# WHAT THE TASK ASKS
Across all the entries below, how many lines contain the string "JSON"? The number by itself is the answer.

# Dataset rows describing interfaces

---*---

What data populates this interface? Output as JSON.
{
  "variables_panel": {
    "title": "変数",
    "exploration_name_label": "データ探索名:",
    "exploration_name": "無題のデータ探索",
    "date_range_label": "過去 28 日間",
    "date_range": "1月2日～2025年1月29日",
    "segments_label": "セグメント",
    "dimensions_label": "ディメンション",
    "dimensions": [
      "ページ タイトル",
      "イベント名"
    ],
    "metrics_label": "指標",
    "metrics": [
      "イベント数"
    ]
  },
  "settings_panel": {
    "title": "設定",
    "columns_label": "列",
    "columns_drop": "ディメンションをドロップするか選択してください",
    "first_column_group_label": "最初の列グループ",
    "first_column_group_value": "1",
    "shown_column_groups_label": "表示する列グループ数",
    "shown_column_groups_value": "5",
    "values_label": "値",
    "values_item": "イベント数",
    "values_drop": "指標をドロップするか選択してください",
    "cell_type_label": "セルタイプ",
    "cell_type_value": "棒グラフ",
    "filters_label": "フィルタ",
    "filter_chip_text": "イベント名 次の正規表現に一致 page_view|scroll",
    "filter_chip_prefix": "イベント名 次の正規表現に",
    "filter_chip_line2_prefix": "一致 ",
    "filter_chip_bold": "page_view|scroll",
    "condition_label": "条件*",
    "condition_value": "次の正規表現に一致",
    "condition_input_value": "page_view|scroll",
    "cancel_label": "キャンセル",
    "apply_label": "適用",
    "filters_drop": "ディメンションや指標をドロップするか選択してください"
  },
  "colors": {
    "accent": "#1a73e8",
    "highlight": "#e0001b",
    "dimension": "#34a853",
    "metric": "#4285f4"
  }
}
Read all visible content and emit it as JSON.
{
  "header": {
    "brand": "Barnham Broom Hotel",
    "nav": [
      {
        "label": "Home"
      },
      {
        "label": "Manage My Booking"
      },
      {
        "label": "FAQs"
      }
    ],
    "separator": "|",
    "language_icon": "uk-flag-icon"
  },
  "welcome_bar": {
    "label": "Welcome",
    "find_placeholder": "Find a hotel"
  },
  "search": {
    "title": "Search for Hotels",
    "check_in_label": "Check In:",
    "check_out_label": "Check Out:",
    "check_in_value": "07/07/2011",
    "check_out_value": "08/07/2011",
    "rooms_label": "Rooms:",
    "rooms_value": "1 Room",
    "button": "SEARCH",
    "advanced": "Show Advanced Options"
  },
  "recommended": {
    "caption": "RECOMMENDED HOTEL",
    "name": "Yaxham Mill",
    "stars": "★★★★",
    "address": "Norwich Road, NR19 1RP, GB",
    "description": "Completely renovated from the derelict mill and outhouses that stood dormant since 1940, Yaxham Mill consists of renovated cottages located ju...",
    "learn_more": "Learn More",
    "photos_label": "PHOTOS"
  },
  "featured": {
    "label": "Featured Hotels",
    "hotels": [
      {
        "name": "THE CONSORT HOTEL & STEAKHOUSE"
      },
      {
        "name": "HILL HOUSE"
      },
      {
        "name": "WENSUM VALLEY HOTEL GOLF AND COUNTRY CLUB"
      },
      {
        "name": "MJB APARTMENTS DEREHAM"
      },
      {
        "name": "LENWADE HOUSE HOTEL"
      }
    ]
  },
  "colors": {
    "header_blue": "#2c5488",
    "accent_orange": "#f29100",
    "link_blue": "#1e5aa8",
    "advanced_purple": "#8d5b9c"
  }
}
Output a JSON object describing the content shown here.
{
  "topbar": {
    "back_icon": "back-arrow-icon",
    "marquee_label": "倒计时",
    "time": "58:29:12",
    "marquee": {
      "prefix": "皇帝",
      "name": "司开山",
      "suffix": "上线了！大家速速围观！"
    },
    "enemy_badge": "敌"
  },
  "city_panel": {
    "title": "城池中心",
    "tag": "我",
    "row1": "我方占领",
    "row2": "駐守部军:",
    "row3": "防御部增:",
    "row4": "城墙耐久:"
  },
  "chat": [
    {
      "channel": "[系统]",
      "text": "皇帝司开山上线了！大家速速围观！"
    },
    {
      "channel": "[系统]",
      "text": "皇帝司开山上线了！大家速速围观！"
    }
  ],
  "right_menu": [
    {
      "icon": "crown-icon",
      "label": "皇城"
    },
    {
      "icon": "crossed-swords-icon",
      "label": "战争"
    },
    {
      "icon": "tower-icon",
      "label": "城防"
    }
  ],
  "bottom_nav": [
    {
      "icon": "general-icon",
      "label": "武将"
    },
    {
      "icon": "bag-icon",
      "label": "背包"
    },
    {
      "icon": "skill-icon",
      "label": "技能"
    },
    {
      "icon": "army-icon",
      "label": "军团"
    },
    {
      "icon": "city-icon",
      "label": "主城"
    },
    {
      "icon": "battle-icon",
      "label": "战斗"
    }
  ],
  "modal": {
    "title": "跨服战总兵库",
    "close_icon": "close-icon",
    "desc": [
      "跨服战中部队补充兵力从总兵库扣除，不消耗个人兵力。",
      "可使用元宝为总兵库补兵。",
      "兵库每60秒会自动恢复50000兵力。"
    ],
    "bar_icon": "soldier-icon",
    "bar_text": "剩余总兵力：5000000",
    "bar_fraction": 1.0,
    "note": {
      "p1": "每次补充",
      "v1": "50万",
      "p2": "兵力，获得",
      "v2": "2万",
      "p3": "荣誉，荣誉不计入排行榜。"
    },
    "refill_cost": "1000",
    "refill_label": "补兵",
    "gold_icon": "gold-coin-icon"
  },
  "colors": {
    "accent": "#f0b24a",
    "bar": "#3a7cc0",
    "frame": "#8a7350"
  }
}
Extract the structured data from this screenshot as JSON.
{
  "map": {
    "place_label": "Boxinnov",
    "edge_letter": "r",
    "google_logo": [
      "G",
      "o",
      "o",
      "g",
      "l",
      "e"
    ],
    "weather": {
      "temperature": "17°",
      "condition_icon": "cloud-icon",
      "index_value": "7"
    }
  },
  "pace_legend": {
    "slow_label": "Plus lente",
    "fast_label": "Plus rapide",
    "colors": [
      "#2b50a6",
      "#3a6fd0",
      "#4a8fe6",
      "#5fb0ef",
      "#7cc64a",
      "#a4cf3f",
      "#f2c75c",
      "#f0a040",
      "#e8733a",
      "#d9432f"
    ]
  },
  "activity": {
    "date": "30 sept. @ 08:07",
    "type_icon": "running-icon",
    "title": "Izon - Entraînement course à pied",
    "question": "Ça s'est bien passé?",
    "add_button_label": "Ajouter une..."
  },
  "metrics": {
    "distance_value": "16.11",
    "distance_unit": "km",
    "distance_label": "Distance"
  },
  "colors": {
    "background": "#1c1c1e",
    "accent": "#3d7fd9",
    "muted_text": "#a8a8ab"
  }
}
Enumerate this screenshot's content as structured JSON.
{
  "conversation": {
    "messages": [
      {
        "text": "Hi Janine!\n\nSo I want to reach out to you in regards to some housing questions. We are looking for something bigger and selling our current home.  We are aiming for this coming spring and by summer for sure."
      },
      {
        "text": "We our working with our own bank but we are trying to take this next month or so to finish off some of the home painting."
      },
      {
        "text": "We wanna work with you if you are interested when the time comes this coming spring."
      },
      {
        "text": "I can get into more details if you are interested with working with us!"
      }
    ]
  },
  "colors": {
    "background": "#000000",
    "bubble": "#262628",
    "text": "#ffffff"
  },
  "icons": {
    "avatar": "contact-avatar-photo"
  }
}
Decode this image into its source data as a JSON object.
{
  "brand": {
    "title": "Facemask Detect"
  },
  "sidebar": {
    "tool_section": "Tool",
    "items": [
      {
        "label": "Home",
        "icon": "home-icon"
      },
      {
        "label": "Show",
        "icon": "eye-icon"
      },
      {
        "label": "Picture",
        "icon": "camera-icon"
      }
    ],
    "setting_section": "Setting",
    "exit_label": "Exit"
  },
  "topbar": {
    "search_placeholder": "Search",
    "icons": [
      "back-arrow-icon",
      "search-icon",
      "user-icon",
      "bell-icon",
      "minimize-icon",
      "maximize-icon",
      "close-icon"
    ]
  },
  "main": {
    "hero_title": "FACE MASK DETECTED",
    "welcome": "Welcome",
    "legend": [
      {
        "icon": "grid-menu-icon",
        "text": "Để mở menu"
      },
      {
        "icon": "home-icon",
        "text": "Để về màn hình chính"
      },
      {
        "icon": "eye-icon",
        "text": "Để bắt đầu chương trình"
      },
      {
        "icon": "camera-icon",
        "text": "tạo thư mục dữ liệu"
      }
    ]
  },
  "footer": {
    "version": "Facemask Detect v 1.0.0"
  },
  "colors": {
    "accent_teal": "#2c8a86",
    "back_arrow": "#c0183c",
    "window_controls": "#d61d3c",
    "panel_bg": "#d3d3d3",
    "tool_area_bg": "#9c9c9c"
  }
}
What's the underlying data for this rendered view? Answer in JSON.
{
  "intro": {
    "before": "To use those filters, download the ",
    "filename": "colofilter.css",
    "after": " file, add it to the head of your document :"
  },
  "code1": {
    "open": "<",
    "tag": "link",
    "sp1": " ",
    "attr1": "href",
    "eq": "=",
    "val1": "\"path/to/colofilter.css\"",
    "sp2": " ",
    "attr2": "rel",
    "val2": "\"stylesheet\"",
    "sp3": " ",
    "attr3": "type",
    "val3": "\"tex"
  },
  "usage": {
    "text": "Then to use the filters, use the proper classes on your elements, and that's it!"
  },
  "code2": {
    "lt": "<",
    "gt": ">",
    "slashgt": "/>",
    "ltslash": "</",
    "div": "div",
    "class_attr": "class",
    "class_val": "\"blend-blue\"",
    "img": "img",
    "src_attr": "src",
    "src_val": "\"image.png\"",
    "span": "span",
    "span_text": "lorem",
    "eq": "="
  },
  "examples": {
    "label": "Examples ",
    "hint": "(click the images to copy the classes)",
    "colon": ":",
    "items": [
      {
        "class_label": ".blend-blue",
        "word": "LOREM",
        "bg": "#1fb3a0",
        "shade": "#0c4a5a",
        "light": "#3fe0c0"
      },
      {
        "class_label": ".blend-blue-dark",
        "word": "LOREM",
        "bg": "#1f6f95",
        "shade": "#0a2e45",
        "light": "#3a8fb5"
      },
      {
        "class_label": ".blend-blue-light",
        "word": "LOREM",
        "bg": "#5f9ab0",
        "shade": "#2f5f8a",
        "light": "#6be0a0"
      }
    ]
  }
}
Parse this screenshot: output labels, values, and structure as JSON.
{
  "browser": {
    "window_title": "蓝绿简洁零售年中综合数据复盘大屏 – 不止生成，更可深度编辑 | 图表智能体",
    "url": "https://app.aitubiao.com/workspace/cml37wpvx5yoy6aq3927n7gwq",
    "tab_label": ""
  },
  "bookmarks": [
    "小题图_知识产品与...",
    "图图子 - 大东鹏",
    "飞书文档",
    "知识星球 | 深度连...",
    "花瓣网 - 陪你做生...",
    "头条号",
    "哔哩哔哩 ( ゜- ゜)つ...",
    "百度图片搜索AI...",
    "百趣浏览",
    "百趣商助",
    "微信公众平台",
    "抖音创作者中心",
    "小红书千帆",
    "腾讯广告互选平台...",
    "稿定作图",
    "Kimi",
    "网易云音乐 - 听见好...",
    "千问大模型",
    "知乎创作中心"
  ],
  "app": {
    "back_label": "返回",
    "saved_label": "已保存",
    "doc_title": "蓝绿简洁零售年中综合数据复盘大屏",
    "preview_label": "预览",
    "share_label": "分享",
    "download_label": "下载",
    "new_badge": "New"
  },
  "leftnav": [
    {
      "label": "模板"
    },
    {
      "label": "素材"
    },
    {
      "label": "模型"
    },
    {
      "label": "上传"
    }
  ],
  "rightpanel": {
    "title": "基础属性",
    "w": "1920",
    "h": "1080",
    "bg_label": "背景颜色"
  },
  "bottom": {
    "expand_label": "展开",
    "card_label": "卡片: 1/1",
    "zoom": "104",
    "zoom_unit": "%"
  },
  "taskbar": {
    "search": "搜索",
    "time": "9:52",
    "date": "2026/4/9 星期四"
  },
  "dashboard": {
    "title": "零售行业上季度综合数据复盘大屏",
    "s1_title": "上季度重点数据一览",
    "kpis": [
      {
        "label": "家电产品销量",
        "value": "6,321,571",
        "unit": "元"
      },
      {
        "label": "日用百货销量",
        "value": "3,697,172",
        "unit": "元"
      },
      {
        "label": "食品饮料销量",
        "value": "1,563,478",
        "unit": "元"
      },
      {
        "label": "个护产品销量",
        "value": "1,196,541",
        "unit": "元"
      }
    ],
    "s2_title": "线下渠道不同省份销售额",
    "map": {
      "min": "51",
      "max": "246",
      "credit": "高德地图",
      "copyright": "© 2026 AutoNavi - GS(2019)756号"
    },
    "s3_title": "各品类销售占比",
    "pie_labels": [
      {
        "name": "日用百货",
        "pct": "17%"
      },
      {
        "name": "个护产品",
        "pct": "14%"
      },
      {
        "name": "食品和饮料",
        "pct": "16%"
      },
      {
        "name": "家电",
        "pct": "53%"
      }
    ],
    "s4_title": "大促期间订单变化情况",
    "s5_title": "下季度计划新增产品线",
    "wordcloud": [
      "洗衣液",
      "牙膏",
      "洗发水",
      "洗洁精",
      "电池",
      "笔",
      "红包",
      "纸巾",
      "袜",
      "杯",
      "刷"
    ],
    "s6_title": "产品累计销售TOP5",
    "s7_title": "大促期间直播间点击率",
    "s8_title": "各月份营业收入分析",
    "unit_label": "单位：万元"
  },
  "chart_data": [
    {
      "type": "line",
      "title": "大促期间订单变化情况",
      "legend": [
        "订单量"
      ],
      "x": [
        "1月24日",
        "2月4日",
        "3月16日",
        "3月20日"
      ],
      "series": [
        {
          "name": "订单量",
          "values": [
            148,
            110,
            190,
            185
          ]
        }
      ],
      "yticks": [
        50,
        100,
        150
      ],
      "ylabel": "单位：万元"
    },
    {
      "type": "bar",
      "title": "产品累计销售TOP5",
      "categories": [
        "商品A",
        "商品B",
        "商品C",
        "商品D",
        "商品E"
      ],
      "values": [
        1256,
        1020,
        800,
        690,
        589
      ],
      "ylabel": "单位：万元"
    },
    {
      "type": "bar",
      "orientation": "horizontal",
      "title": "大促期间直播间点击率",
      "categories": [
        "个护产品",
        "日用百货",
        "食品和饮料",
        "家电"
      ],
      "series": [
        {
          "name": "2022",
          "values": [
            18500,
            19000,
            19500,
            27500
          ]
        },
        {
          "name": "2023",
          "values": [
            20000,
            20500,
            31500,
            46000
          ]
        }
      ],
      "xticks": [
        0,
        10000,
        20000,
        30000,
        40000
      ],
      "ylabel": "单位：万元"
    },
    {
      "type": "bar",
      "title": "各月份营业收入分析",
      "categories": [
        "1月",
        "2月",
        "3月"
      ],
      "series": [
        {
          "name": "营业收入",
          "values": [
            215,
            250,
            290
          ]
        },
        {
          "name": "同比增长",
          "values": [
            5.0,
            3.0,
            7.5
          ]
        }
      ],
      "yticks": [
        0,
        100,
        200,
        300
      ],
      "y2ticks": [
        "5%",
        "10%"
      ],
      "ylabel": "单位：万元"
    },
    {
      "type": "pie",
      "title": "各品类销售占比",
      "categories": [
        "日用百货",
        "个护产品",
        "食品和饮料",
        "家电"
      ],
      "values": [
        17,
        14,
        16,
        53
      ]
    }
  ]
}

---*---

# OUTPUT OF THE TASK
8